### Records supplied
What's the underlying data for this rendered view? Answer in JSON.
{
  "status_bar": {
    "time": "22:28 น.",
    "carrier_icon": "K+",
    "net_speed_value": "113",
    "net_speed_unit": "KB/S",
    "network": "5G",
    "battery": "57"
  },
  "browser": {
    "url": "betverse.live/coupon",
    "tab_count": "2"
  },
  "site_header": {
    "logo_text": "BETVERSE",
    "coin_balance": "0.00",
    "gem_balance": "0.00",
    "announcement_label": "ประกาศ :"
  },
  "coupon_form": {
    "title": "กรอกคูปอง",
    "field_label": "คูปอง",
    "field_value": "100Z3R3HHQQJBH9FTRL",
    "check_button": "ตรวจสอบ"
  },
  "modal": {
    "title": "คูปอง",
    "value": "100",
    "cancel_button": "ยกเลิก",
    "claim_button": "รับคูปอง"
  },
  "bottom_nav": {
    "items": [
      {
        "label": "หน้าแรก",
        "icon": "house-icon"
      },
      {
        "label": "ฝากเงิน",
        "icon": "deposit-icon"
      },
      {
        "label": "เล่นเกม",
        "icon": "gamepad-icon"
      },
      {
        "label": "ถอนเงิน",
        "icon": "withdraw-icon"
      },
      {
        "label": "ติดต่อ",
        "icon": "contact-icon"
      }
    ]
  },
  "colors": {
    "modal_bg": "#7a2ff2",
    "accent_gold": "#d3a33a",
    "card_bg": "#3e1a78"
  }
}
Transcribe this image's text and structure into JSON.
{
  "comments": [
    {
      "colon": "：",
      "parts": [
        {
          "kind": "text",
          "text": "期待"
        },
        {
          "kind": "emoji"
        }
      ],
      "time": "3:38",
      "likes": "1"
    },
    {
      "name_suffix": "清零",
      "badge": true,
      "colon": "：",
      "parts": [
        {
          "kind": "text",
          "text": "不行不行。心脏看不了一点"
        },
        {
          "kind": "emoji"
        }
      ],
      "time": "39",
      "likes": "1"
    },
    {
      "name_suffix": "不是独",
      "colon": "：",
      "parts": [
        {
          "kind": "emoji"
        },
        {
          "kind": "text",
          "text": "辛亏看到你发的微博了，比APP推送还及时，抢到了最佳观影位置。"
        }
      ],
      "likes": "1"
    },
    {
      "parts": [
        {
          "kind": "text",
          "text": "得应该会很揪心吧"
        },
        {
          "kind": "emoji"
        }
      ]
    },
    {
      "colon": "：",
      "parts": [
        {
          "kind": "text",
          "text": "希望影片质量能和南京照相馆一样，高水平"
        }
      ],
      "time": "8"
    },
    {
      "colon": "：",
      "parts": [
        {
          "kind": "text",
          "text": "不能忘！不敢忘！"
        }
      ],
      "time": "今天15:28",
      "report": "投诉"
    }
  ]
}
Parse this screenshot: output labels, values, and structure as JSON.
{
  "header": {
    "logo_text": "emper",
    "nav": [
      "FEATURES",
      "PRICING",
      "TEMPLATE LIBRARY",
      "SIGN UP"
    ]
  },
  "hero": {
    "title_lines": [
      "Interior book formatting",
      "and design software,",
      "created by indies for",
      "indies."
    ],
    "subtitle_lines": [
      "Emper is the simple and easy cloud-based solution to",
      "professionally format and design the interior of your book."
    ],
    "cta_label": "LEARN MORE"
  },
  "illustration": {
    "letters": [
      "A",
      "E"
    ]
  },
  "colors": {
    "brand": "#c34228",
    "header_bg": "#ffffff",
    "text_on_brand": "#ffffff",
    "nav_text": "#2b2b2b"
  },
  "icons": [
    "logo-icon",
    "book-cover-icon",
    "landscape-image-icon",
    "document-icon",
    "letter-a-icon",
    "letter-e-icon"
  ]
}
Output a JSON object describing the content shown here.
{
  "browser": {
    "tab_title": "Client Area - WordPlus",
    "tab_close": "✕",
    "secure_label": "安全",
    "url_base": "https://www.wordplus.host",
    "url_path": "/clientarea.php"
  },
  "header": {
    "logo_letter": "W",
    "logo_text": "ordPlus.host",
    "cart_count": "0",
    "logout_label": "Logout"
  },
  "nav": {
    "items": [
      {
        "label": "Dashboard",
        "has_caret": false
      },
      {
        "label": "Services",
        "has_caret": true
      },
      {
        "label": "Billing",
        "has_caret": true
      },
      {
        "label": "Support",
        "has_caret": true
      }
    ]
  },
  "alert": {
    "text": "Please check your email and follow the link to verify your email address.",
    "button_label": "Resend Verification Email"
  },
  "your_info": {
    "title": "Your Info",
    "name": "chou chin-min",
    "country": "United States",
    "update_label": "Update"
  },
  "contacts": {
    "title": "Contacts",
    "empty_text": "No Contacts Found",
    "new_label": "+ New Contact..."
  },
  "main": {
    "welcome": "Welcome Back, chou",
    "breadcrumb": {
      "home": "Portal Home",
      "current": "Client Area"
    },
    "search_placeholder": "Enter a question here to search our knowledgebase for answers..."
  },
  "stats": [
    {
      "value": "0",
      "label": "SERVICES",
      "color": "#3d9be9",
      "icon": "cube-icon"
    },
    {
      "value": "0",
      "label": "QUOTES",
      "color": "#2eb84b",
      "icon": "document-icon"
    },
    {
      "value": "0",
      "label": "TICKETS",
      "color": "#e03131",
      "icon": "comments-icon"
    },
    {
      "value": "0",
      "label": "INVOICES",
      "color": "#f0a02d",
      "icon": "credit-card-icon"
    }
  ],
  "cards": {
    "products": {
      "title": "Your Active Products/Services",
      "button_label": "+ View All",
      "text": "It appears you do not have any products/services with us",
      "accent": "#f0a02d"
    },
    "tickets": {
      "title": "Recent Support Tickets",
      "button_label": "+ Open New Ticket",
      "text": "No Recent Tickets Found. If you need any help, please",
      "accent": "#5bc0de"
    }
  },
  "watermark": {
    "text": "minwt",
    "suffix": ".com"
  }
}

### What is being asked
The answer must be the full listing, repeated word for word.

### Answer to this exercise
What's the underlying data for this rendered view? Answer in JSON.
{
  "status_bar": {
    "time": "22:28 น.",
    "carrier_icon": "K+",
    "net_speed_value": "113",
    "net_speed_unit": "KB/S",
    "network": "5G",
    "battery": "57"
  },
  "browser": {
    "url": "betverse.live/coupon",
    "tab_count": "2"
  },
  "site_header": {
    "logo_text": "BETVERSE",
    "coin_balance": "0.00",
    "gem_balance": "0.00",
    "announcement_label": "ประกาศ :"
  },
  "coupon_form": {
    "title": "กรอกคูปอง",
    "field_label": "คูปอง",
    "field_value": "100Z3R3HHQQJBH9FTRL",
    "check_button": "ตรวจสอบ"
  },
  "modal": {
    "title": "คูปอง",
    "value": "100",
    "cancel_button": "ยกเลิก",
    "claim_button": "รับคูปอง"
  },
  "bottom_nav": {
    "items": [
      {
        "label": "หน้าแรก",
        "icon": "house-icon"
      },
      {
        "label": "ฝากเงิน",
        "icon": "deposit-icon"
      },
      {
        "label": "เล่นเกม",
        "icon": "gamepad-icon"
      },
      {
        "label": "ถอนเงิน",
        "icon": "withdraw-icon"
      },
      {
        "label": "ติดต่อ",
        "icon": "contact-icon"
      }
    ]
  },
  "colors": {
    "modal_bg": "#7a2ff2",
    "accent_gold": "#d3a33a",
    "card_bg": "#3e1a78"
  }
}
Transcribe this image's text and structure into JSON.
{
  "comments": [
    {
      "colon": "：",
      "parts": [
        {
          "kind": "text",
          "text": "期待"
        },
        {
          "kind": "emoji"
        }
      ],
      "time": "3:38",
      "likes": "1"
    },
    {
      "name_suffix": "清零",
      "badge": true,
      "colon": "：",
      "parts": [
        {
          "kind": "text",
          "text": "不行不行。心脏看不了一点"
        },
        {
          "kind": "emoji"
        }
      ],
      "time": "39",
      "likes": "1"
    },
    {
      "name_suffix": "不是独",
      "colon": "：",
      "parts": [
        {
          "kind": "emoji"
        },
        {
          "kind": "text",
          "text": "辛亏看到你发的微博了，比APP推送还及时，抢到了最佳观影位置。"
        }
      ],
      "likes": "1"
    },
    {
      "parts": [
        {
          "kind": "text",
          "text": "得应该会很揪心吧"
        },
        {
          "kind": "emoji"
        }
      ]
    },
    {
      "colon": "：",
      "parts": [
        {
          "kind": "text",
          "text": "希望影片质量能和南京照相馆一样，高水平"
        }
      ],
      "time": "8"
    },
    {
      "colon": "：",
      "parts": [
        {
          "kind": "text",
          "text": "不能忘！不敢忘！"
        }
      ],
      "time": "今天15:28",
      "report": "投诉"
    }
  ]
}
Parse this screenshot: output labels, values, and structure as JSON.
{
  "header": {
    "logo_text": "emper",
    "nav": [
      "FEATURES",
      "PRICING",
      "TEMPLATE LIBRARY",
      "SIGN UP"
    ]
  },
  "hero": {
    "title_lines": [
      "Interior book formatting",
      "and design software,",
      "created by indies for",
      "indies."
    ],
    "subtitle_lines": [
      "Emper is the simple and easy cloud-based solution to",
      "professionally format and design the interior of your book."
    ],
    "cta_label": "LEARN MORE"
  },
  "illustration": {
    "letters": [
      "A",
      "E"
    ]
  },
  "colors": {
    "brand": "#c34228",
    "header_bg": "#ffffff",
    "text_on_brand": "#ffffff",
    "nav_text": "#2b2b2b"
  },
  "icons": [
    "logo-icon",
    "book-cover-icon",
    "landscape-image-icon",
    "document-icon",
    "letter-a-icon",
    "letter-e-icon"
  ]
}
Output a JSON object describing the content shown here.
{
  "browser": {
    "tab_title": "Client Area - WordPlus",
    "tab_close": "✕",
    "secure_label": "安全",
    "url_base": "https://www.wordplus.host",
    "url_path": "/clientarea.php"
  },
  "header": {
    "logo_letter": "W",
    "logo_text": "ordPlus.host",
    "cart_count": "0",
    "logout_label": "Logout"
  },
  "nav": {
    "items": [
      {
        "label": "Dashboard",
        "has_caret": false
      },
      {
        "label": "Services",
        "has_caret": true
      },
      {
        "label": "Billing",
        "has_caret": true
      },
      {
        "label": "Support",
        "has_caret": true
      }
    ]
  },
  "alert": {
    "text": "Please check your email and follow the link to verify your email address.",
    "button_label": "Resend Verification Email"
  },
  "your_info": {
    "title": "Your Info",
    "name": "chou chin-min",
    "country": "United States",
    "update_label": "Update"
  },
  "contacts": {
    "title": "Contacts",
    "empty_text": "No Contacts Found",
    "new_label": "+ New Contact..."
  },
  "main": {
    "welcome": "Welcome Back, chou",
    "breadcrumb": {
      "home": "Portal Home",
      "current": "Client Area"
    },
    "search_placeholder": "Enter a question here to search our knowledgebase for answers..."
  },
  "stats": [
    {
      "value": "0",
      "label": "SERVICES",
      "color": "#3d9be9",
      "icon": "cube-icon"
    },
    {
      "value": "0",
      "label": "QUOTES",
      "color": "#2eb84b",
      "icon": "document-icon"
    },
    {
      "value": "0",
      "label": "TICKETS",
      "color": "#e03131",
      "icon": "comments-icon"
    },
    {
      "value": "0",
      "label": "INVOICES",
      "color": "#f0a02d",
      "icon": "credit-card-icon"
    }
  ],
  "cards": {
    "products": {
      "title": "Your Active Products/Services",
      "button_label": "+ View All",
      "text": "It appears you do not have any products/services with us",
      "accent": "#f0a02d"
    },
    "tickets": {
      "title": "Recent Support Tickets",
      "button_label": "+ Open New Ticket",
      "text": "No Recent Tickets Found. If you need any help, please",
      "accent": "#5bc0de"
    }
  },
  "watermark": {
    "text": "minwt",
    "suffix": ".com"
  }
}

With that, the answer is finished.